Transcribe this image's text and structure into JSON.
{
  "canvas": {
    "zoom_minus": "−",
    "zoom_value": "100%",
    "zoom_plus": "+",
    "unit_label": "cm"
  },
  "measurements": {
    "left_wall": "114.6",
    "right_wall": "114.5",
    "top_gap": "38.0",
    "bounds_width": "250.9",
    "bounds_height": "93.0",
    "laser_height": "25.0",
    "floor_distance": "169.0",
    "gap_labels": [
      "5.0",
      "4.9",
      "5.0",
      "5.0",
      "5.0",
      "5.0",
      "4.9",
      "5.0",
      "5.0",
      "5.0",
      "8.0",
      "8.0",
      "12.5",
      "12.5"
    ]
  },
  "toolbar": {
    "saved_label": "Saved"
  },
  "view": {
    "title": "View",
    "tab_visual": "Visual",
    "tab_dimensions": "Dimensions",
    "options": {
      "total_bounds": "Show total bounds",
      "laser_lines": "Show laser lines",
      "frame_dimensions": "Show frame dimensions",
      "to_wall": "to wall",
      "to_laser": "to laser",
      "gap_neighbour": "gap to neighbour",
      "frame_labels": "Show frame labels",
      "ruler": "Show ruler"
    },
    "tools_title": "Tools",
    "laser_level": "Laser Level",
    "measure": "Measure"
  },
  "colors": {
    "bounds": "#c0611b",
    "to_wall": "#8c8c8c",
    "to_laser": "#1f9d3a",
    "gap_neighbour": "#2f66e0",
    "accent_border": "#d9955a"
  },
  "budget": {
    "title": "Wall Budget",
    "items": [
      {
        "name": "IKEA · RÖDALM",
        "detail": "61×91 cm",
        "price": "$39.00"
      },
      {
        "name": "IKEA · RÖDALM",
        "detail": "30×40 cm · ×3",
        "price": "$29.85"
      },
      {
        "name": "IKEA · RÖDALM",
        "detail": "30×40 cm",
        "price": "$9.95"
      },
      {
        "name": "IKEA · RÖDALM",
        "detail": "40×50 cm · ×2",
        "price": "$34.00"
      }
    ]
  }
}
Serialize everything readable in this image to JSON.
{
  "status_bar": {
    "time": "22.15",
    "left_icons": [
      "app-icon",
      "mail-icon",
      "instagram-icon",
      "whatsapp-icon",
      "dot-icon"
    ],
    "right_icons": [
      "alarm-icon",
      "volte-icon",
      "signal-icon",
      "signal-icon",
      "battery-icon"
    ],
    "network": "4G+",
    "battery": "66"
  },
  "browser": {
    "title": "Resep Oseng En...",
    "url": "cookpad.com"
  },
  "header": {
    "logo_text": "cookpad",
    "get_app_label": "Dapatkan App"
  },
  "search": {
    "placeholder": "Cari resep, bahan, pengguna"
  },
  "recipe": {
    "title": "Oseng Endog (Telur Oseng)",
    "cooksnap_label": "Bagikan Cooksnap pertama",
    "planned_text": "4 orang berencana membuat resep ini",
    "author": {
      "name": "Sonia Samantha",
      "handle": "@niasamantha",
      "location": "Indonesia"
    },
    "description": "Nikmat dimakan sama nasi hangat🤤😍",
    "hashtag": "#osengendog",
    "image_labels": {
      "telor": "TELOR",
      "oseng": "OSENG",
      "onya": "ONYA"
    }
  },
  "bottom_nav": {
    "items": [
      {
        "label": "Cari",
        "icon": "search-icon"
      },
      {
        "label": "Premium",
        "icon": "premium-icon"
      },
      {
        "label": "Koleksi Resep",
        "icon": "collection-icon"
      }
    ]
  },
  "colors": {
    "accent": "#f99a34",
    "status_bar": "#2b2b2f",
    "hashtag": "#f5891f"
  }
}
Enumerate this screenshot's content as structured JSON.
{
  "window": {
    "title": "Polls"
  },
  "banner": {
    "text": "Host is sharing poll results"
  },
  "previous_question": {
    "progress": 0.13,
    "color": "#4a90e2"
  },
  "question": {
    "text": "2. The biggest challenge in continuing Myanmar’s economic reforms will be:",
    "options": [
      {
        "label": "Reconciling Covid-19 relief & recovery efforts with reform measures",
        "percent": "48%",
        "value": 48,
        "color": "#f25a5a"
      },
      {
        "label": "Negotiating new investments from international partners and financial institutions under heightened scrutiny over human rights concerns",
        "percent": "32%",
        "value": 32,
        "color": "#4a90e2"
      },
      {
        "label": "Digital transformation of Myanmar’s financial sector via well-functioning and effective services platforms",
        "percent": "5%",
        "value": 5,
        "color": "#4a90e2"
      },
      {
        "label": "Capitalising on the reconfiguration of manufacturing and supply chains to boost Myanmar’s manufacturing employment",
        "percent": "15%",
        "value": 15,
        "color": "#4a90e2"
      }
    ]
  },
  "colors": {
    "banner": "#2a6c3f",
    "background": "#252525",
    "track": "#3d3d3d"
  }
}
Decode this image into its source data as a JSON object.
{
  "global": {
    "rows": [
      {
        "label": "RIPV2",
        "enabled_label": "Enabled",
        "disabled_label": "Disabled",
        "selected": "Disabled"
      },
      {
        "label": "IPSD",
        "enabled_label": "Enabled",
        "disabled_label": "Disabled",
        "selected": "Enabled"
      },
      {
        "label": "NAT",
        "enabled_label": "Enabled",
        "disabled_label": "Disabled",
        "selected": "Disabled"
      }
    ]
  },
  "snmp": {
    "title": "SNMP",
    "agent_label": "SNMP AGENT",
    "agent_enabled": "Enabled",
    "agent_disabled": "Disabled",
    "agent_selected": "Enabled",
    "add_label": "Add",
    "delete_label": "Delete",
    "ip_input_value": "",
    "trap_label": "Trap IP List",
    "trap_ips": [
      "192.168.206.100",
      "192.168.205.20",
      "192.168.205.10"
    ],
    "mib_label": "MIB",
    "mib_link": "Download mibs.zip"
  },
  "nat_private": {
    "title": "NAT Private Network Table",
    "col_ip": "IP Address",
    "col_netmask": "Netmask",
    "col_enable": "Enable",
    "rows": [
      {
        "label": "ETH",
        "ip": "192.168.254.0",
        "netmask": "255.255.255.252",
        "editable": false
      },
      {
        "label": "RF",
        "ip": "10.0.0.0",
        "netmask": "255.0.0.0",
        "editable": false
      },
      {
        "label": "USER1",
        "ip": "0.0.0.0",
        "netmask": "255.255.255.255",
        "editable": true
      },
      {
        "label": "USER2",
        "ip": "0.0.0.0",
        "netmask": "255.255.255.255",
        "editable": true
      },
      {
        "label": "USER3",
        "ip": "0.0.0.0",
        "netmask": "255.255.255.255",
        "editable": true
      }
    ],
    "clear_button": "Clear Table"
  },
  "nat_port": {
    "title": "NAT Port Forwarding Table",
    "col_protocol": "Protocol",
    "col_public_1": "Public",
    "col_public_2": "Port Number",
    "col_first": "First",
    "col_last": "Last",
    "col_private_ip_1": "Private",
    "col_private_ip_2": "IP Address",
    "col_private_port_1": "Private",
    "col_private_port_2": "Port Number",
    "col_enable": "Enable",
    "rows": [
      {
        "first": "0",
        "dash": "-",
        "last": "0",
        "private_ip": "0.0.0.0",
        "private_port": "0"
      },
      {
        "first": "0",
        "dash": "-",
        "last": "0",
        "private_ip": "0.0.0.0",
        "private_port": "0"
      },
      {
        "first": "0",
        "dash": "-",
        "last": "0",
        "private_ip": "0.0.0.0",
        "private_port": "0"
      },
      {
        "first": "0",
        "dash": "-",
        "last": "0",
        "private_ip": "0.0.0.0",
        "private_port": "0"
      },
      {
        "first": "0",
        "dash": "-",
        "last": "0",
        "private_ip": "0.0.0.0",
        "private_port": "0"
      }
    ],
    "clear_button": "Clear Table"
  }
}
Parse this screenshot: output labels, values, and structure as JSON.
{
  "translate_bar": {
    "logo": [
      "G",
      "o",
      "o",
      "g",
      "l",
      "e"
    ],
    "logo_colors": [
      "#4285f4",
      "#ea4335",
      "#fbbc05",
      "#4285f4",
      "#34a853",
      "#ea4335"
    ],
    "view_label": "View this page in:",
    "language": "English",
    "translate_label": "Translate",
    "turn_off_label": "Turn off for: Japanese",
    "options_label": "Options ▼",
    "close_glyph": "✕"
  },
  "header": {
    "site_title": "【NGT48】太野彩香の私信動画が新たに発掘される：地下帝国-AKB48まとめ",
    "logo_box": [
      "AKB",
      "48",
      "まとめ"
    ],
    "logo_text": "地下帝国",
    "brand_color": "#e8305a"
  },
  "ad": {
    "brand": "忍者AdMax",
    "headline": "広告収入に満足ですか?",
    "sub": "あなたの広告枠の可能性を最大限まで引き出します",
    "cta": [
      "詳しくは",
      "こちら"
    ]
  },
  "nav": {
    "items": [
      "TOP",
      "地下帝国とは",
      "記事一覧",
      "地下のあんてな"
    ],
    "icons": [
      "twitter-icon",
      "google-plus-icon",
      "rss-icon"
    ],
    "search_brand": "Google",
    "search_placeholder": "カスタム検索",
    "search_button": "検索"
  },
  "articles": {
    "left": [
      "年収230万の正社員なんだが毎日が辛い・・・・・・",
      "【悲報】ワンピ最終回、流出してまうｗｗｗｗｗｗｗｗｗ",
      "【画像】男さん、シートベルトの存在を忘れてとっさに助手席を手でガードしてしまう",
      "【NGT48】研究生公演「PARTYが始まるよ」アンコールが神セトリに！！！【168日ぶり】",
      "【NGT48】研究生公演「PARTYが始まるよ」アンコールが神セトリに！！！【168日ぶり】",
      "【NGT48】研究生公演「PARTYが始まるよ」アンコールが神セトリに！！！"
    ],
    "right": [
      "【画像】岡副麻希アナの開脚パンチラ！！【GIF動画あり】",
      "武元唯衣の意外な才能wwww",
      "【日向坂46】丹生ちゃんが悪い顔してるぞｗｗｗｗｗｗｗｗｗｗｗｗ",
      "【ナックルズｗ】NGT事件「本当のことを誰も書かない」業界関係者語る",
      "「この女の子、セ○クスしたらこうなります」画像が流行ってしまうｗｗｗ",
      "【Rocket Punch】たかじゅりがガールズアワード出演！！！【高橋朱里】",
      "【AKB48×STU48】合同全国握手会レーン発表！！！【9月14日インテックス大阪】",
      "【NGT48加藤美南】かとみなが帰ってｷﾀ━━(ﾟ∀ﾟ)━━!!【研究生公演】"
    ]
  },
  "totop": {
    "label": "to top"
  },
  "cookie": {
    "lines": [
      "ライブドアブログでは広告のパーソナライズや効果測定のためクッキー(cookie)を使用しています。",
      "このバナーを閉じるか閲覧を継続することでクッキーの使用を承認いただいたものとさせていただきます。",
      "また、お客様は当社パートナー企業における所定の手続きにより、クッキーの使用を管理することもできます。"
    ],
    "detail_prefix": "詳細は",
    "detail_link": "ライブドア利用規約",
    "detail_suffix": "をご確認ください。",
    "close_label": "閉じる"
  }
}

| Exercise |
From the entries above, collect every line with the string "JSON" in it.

| Answer space |
Transcribe this image's text and structure into JSON.
Serialize everything readable in this image to JSON.
Enumerate this screenshot's content as structured JSON.
Decode this image into its source data as a JSON object.
Parse this screenshot: output labels, values, and structure as JSON.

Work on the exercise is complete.